It sounds like a great show right? Plenty of drama, good casting, and all the potential in the world to go on for a while. And the critics loved the pilot episode, with many giving it an “A” grade, and calling it “like nothing else on TV.” And yet…the pilot only drew 4 million viewers (not good). When the second episode drew only 3.2 million viewers…Fox pulled the plug, just like that. That surprised me because I feel like two episodes is barely any time at all to give audiences a chance to investigate a TV series, it’s not even a full month! Not to mention there was all the money the network spent in advertising this show, with six episodes produced, one would think they’d have given Lone Star more of a chance. Unfortunately, what’s done is done and Lone Star is yet another addition to the graveyard of shows that were Cancelled Too Soon.

Did anyone see Lone Star in the extremely short time it was on the air? Do you think Fox was too hasty in giving Lone Star the axe? Let me know in the comments below 🙂

I’m really excited because the trailer for Star WarsThe Last Jedi is supposed to premiere TODAY around 12:30. As soon as I am able I will post a review of this trailer because I have been waiting MONTHS for a first look at this film and I’m practically dying to know what they’re going to show us. So stay tuned for that 🙂

For more shows that were Cancelled Too Soon, see here

The 2nd Annual Remembering James Horner Blogathon is coming, check out the sign up page here

Don’t forget to like Film Music Central on Facebook 🙂

Cancelled Too Soon #8: Dr. Vegas (2004)


I could be wrong, but I believe Dr. Vegas is the first time I took exception to a TV show being cancelled after a few episodes because I really liked it. The extremely short-lived series followed Dr. Billy Grant (Rob Lowe) as he went about his days treating patients in the crazy world of Las Vegas (one heart-pounding episode involved him rescuing a little girl who’d fallen into a pool). I think there was also a side-plot about the doctor dealing with his personal demons as well, or an on-again/off-again girlfriend (or possibly both).

I really liked this series, at least I liked where it was going. But unfortunately, only five episodes were ever aired. One week it was there, the next it was gone. I can only assume the show wasn’t making enough ratings to justify continuing its existence.
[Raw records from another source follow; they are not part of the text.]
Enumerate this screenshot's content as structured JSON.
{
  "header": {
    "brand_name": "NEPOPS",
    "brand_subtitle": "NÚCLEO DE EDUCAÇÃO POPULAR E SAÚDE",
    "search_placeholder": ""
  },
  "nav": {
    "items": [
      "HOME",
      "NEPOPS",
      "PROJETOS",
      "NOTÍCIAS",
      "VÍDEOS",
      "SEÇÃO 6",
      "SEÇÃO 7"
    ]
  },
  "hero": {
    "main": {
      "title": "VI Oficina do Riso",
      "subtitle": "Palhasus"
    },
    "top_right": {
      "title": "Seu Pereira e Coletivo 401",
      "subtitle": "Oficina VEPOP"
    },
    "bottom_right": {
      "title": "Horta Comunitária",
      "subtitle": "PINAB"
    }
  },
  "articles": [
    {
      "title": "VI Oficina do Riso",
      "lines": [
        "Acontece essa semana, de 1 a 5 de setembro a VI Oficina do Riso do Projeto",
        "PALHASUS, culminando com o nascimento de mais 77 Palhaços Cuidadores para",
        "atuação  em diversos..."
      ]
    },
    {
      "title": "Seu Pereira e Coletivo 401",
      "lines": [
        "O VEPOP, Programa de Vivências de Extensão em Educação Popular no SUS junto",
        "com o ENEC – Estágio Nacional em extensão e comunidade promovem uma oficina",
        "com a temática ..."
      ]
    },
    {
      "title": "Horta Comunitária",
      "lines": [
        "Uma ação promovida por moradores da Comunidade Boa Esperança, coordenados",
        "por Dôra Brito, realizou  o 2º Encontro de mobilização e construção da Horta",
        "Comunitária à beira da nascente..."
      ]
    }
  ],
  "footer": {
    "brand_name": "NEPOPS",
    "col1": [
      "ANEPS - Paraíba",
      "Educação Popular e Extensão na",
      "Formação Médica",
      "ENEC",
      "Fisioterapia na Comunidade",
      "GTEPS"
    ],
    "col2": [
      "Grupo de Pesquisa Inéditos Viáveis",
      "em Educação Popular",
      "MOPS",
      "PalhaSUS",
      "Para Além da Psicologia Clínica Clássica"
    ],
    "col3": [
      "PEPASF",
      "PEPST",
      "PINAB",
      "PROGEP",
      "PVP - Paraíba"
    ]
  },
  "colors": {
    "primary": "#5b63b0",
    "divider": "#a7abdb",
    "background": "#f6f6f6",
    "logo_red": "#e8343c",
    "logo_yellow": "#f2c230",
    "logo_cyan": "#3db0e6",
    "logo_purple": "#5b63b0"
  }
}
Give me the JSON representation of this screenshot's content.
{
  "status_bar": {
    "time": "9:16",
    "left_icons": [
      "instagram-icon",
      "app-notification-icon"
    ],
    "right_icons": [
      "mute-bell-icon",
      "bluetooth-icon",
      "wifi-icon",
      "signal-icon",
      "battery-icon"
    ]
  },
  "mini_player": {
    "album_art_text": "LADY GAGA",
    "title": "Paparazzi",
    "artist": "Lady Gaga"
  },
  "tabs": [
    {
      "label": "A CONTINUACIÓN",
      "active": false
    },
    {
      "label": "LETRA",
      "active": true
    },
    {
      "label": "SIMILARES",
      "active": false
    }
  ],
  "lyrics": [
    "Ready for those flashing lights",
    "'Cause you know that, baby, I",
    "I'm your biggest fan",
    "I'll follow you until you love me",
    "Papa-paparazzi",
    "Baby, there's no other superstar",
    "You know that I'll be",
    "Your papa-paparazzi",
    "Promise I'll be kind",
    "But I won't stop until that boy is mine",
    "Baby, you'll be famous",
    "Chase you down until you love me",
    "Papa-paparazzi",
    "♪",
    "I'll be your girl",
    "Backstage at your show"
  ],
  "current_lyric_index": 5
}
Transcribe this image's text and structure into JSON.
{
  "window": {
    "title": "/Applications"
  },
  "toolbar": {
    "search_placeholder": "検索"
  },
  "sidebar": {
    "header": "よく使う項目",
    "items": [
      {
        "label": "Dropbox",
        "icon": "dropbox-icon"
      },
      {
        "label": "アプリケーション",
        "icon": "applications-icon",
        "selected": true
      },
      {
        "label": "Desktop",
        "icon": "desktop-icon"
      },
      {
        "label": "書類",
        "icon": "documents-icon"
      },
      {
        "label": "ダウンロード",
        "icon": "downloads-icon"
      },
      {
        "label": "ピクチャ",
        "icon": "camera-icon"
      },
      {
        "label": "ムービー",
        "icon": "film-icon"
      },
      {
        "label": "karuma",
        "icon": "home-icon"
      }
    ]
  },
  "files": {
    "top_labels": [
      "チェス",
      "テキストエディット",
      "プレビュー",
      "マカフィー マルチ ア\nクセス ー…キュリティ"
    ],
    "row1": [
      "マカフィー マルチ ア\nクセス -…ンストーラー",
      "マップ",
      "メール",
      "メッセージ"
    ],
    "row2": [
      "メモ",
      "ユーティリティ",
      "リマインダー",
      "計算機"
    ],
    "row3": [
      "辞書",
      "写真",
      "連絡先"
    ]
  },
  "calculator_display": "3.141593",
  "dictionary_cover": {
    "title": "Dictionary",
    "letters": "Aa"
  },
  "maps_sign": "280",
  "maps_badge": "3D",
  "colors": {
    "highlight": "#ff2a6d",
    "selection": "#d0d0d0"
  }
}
It really frustrates me when a show is cancelled after only a few episodes. There was barely any time for character development or to give us a real chance to see where the series was going. But these days studios demand instant success from its television shows (classics like MASH and Star Trek would’ve never made it past episode 1 if they premiered today), and I guess Dr. Vegas just didn’t cut it. What a shame.

For more shows that were Cancelled Too Soon: see here

The 2nd Annual Remembering James Horner Blogathon is coming, check out the sign up page here

And don’t forget to like Film Music Central on Facebook 🙂